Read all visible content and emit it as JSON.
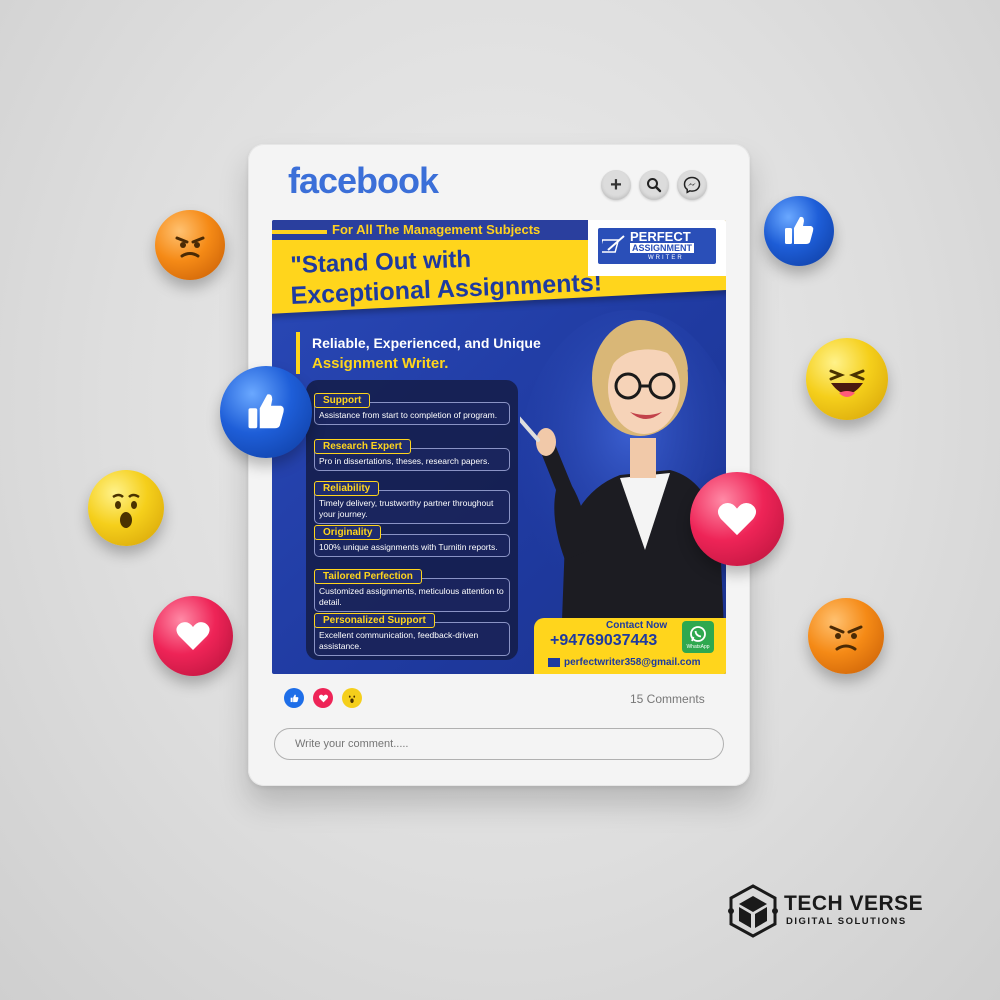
{
  "header": {
    "app_name": "facebook",
    "buttons": [
      {
        "name": "create",
        "icon": "plus-icon",
        "glyph": "+"
      },
      {
        "name": "search",
        "icon": "search-icon"
      },
      {
        "name": "messenger",
        "icon": "messenger-icon"
      }
    ]
  },
  "post": {
    "top_ribbon": "For All The Management Subjects",
    "headline_line1": "\"Stand Out with",
    "headline_line2": "Exceptional Assignments!",
    "logo": {
      "line1": "PERFECT",
      "line2": "ASSIGNMENT",
      "line3": "WRITER"
    },
    "subhead_line1": "Reliable, Experienced, and Unique",
    "subhead_line2": "Assignment Writer.",
    "features": [
      {
        "title": "Support",
        "text": "Assistance from start to completion of program."
      },
      {
        "title": "Research Expert",
        "text": "Pro in dissertations, theses, research papers."
      },
      {
        "title": "Reliability",
        "text": "Timely delivery, trustworthy partner throughout your journey."
      },
      {
        "title": "Originality",
        "text": "100% unique assignments with Turnitin reports."
      },
      {
        "title": "Tailored Perfection",
        "text": "Customized assignments, meticulous attention to detail."
      },
      {
        "title": "Personalized Support",
        "text": "Excellent communication, feedback-driven assistance."
      }
    ],
    "contact": {
      "label": "Contact Now",
      "phone": "+94769037443",
      "email": "perfectwriter358@gmail.com",
      "whatsapp_label": "WhatsApp"
    }
  },
  "footer": {
    "reactions": [
      "like-icon",
      "love-icon",
      "wow-icon"
    ],
    "comments_count": "15 Comments",
    "comment_placeholder": "Write your comment....."
  },
  "brand": {
    "name": "TECH VERSE",
    "tagline": "DIGITAL SOLUTIONS"
  },
  "colors": {
    "facebook_blue": "#3b6fd8",
    "post_blue": "#2a49b8",
    "accent_yellow": "#ffd51c",
    "like_blue": "#1e5ed8",
    "love_red": "#ee2457"
  }
}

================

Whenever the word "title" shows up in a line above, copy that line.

SOLUTION:
        "title": "Support",
        "title": "Research Expert",
        "title": "Reliability",
        "title": "Originality",
        "title": "Tailored Perfection",
        "title": "Personalized Support",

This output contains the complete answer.